PROBLEM DESCRIPTION » All of the data below needs to be set down once more, exactly as written.

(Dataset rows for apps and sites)
Content starts

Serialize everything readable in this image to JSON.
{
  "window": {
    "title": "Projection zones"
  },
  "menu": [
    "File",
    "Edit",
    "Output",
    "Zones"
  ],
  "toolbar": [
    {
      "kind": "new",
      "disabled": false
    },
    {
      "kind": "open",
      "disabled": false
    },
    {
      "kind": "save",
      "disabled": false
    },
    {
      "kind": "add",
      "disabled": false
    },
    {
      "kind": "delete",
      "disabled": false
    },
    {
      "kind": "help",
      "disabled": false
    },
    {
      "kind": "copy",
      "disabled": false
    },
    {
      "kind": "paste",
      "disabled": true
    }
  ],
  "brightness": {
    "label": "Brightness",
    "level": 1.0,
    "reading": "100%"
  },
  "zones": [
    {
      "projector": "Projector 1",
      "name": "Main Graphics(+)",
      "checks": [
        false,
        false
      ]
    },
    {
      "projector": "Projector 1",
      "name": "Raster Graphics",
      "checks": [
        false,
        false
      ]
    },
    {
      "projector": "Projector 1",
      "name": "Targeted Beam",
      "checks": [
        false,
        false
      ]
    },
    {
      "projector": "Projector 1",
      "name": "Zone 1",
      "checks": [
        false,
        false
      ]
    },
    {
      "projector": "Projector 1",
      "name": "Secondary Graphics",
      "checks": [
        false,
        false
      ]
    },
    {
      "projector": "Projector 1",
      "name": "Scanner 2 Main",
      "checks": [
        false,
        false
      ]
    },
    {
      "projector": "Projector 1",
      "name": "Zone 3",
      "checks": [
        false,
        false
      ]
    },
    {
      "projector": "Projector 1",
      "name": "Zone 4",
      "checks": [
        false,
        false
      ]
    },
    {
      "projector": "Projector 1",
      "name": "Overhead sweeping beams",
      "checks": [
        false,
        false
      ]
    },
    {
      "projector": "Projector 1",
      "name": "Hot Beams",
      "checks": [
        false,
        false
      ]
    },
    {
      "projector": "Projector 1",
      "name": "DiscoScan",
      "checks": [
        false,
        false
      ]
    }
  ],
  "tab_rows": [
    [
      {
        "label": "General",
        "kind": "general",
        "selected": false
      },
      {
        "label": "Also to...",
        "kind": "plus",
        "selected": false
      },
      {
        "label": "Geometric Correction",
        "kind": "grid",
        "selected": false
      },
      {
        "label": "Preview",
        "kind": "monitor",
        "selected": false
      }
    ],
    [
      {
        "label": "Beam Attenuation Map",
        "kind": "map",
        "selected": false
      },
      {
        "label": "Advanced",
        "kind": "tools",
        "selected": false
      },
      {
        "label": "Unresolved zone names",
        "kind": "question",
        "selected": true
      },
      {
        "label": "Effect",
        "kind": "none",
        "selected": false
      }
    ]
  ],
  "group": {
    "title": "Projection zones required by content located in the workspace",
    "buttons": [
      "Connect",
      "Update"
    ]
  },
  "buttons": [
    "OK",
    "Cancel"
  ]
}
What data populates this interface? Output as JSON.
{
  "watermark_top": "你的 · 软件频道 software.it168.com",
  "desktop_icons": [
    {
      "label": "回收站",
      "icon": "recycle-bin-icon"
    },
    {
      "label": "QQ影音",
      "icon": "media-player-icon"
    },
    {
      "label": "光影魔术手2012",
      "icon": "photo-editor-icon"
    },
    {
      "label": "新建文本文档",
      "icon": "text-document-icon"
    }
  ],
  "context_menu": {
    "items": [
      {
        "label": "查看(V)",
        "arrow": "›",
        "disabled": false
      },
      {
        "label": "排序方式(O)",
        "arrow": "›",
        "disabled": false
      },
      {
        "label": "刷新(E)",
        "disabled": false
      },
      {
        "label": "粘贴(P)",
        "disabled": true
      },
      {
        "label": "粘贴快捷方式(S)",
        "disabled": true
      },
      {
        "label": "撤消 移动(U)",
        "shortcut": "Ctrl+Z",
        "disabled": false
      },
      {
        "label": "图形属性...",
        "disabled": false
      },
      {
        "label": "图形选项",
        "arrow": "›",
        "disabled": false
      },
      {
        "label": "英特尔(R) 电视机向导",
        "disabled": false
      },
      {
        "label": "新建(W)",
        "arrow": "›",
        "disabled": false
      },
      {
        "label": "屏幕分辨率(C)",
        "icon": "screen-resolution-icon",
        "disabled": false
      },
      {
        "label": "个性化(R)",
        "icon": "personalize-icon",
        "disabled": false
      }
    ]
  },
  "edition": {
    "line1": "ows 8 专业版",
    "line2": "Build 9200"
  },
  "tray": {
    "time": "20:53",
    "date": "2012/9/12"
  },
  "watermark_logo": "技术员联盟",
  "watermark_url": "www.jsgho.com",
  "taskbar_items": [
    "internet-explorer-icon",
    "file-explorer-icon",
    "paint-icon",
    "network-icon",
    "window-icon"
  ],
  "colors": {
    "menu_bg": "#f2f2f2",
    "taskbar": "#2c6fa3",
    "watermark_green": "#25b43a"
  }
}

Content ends

EXERCISE RESULT »
Serialize everything readable in this image to JSON.
{
  "window": {
    "title": "Projection zones"
  },
  "menu": [
    "File",
    "Edit",
    "Output",
    "Zones"
  ],
  "toolbar": [
    {
      "kind": "new",
      "disabled": false
    },
    {
      "kind": "open",
      "disabled": false
    },
    {
      "kind": "save",
      "disabled": false
    },
    {
      "kind": "add",
      "disabled": false
    },
    {
      "kind": "delete",
      "disabled": false
    },
    {
      "kind": "help",
      "disabled": false
    },
    {
      "kind": "copy",
      "disabled": false
    },
    {
      "kind": "paste",
      "disabled": true
    }
  ],
  "brightness": {
    "label": "Brightness",
    "level": 1.0,
    "reading": "100%"
  },
  "zones": [
    {
      "projector": "Projector 1",
      "name": "Main Graphics(+)",
      "checks": [
        false,
        false
      ]
    },
    {
      "projector": "Projector 1",
      "name": "Raster Graphics",
      "checks": [
        false,
        false
      ]
    },
    {
      "projector": "Projector 1",
      "name": "Targeted Beam",
      "checks": [
        false,
        false
      ]
    },
    {
      "projector": "Projector 1",
      "name": "Zone 1",
      "checks": [
        false,
        false
      ]
    },
    {
      "projector": "Projector 1",
      "name": "Secondary Graphics",
      "checks": [
        false,
        false
      ]
    },
    {
      "projector": "Projector 1",
      "name": "Scanner 2 Main",
      "checks": [
        false,
        false
      ]
    },
    {
      "projector": "Projector 1",
      "name": "Zone 3",
      "checks": [
        false,
        false
      ]
    },
    {
      "projector": "Projector 1",
      "name": "Zone 4",
      "checks": [
        false,
        false
      ]
    },
    {
      "projector": "Projector 1",
      "name": "Overhead sweeping beams",
      "checks": [
        false,
        false
      ]
    },
    {
      "projector": "Projector 1",
      "name": "Hot Beams",
      "checks": [
        false,
        false
      ]
    },
    {
      "projector": "Projector 1",
      "name": "DiscoScan",
      "checks": [
        false,
        false
      ]
    }
  ],
  "tab_rows": [
    [
      {
        "label": "General",
        "kind": "general",
        "selected": false
      },
      {
        "label": "Also to...",
        "kind": "plus",
        "selected": false
      },
      {
        "label": "Geometric Correction",
        "kind": "grid",
        "selected": false
      },
      {
        "label": "Preview",
        "kind": "monitor",
        "selected": false
      }
    ],
    [
      {
        "label": "Beam Attenuation Map",
        "kind": "map",
        "selected": false
      },
      {
        "label": "Advanced",
        "kind": "tools",
        "selected": false
      },
      {
        "label": "Unresolved zone names",
        "kind": "question",
        "selected": true
      },
      {
        "label": "Effect",
        "kind": "none",
        "selected": false
      }
    ]
  ],
  "group": {
    "title": "Projection zones required by content located in the workspace",
    "buttons": [
      "Connect",
      "Update"
    ]
  },
  "buttons": [
    "OK",
    "Cancel"
  ]
}
What data populates this interface? Output as JSON.
{
  "watermark_top": "你的 · 软件频道 software.it168.com",
  "desktop_icons": [
    {
      "label": "回收站",
      "icon": "recycle-bin-icon"
    },
    {
      "label": "QQ影音",
      "icon": "media-player-icon"
    },
    {
      "label": "光影魔术手2012",
      "icon": "photo-editor-icon"
    },
    {
      "label": "新建文本文档",
      "icon": "text-document-icon"
    }
  ],
  "context_menu": {
    "items": [
      {
        "label": "查看(V)",
        "arrow": "›",
        "disabled": false
      },
      {
        "label": "排序方式(O)",
        "arrow": "›",
        "disabled": false
      },
      {
        "label": "刷新(E)",
        "disabled": false
      },
      {
        "label": "粘贴(P)",
        "disabled": true
      },
      {
        "label": "粘贴快捷方式(S)",
        "disabled": true
      },
      {
        "label": "撤消 移动(U)",
        "shortcut": "Ctrl+Z",
        "disabled": false
      },
      {
        "label": "图形属性...",
        "disabled": false
      },
      {
        "label": "图形选项",
        "arrow": "›",
        "disabled": false
      },
      {
        "label": "英特尔(R) 电视机向导",
        "disabled": false
      },
      {
        "label": "新建(W)",
        "arrow": "›",
        "disabled": false
      },
      {
        "label": "屏幕分辨率(C)",
        "icon": "screen-resolution-icon",
        "disabled": false
      },
      {
        "label": "个性化(R)",
        "icon": "personalize-icon",
        "disabled": false
      }
    ]
  },
  "edition": {
    "line1": "ows 8 专业版",
    "line2": "Build 9200"
  },
  "tray": {
    "time": "20:53",
    "date": "2012/9/12"
  },
  "watermark_logo": "技术员联盟",
  "watermark_url": "www.jsgho.com",
  "taskbar_items": [
    "internet-explorer-icon",
    "file-explorer-icon",
    "paint-icon",
    "network-icon",
    "window-icon"
  ],
  "colors": {
    "menu_bg": "#f2f2f2",
    "taskbar": "#2c6fa3",
    "watermark_green": "#25b43a"
  }
}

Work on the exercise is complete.